There are many other references to the Bacardi Cocktail being the same as a Daiquiri. The biggest obstacle to the resolution of the Bacardi Cocktail/ Daiquiri Conundrum is that the Bacardi Rum Company now lists the Bacardi Cocktail as containing Grenadine Syrup; however, this was not always the case.
In 1930, the Bacardi Company was producing a cocktail recipe booklet entitled "BACARDI Algunos De Sus Muchos Usos" ("Bacardi and Its Many Uses"), which was still being produced in 1937, at least.
"BACARDI Algunos De Sus Muchos Usos" (1930)
Bacardi Coctel (Daiquiri Bacardi)
El jugo de medio limon.
Agitese con hielo picado y sirvase en vasos de coctel. Puede ser servido colado o sin colar.
IMPORTANTE: No altere el orden de los ingredientes.
If you do not speak Spanish, then the 1937 English Language edition contains a almost-verbatim translation of the 1930 recipe, the words that are missing are "(Daiquiri Bacardi)":
"Bacardi and Its Many Uses" (1937)
The juice of half a lime.
Mix thoroughly, then shake well in cracked ice. May be served strained or unstrained. Important: Do not alter order ingredients [sic].
In the Bacardi Cocktail legal dispute of 1936, where the Bacardi Company brought before the courts unscrupulous bar owners who dared to use rums other than Bacardi in their Bacardi Cocktails, there is much mention of Grenadine Syrup in the drinks recipe. The point of the Bacardi court action was not to deduce the exact recipe to be used by all, but to make specific the rum to be used in the Bacardi Cocktail recipe; the inclusion of Grenadine Syrup was not an issue the Bacardi company were interested in. To highlight this point, I will show you an advert which the Bacardi Company ran in 1941:
"CATERER AND LIQUOR RETAILER", September 1941,

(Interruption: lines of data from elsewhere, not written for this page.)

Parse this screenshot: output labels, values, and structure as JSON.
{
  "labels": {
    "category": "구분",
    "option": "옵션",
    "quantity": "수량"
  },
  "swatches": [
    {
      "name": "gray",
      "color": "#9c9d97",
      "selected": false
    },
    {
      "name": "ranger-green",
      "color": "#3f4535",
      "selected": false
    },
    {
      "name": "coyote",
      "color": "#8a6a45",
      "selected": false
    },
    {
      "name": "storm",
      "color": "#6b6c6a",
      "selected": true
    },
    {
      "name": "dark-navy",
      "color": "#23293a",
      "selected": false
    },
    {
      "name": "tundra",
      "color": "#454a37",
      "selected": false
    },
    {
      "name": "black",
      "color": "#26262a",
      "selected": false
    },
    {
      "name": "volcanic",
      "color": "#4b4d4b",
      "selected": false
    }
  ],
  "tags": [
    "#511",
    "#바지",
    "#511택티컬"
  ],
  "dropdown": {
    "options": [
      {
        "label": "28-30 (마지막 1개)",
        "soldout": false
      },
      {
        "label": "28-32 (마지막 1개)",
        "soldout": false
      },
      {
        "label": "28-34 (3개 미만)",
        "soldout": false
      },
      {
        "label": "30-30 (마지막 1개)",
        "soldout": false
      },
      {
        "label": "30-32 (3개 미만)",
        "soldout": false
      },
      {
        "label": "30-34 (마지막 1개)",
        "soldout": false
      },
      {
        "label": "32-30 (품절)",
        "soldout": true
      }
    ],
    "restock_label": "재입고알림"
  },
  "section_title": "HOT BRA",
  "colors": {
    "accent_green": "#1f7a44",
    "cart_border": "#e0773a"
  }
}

YES...BACARDI COCKTAILS MUST BE MADE WITH BACARDI
Ruling of the N. Y. Supreme Court, April 28, 1936
The Recipe in Rhyme!
A LITTLE SOUR, (Juice of half a lime)
It is the opinion of this author that the Bacardi Cocktail was a Bacardi Daiquiri, to begin with at least. The addition of Grenadine Syrup to the Bacardi Cocktail seems to be an entirely American peculiarity, and may have started with the confusion over the "Rum and Grenadine" recipe of 1913 and the Bacardi Cocktails of Tom Bullock (1917).
There are two reasons for a drink being called a "Bacardi Cocktail 1) It is a Cocktail made with Bacardi, and 2) It is a branded Cocktail of the Bacardi company. Tom Bullock's "Country Club Style" Bacardi Cocktail is admittedly an improvement over the "Rum and Grenadine only, Bacardi Cocktail" he lists, but it was not a cocktail of the Bacardi Company, just a cocktail made with Bacardi.
wonder what would have happened if Rhys Thomas (the inventor of the
"Rum and Grenadine" in 1913) had chosen a more original name for his
rum cocktail, would we still be having this Bacardi Cocktail/ Daiquiri
conundrum, or would they still be the same drink? Either way, the
Bacardi Cocktail of today contains Grenadine Syrup, and the Daiquiri
Classic Cocktails >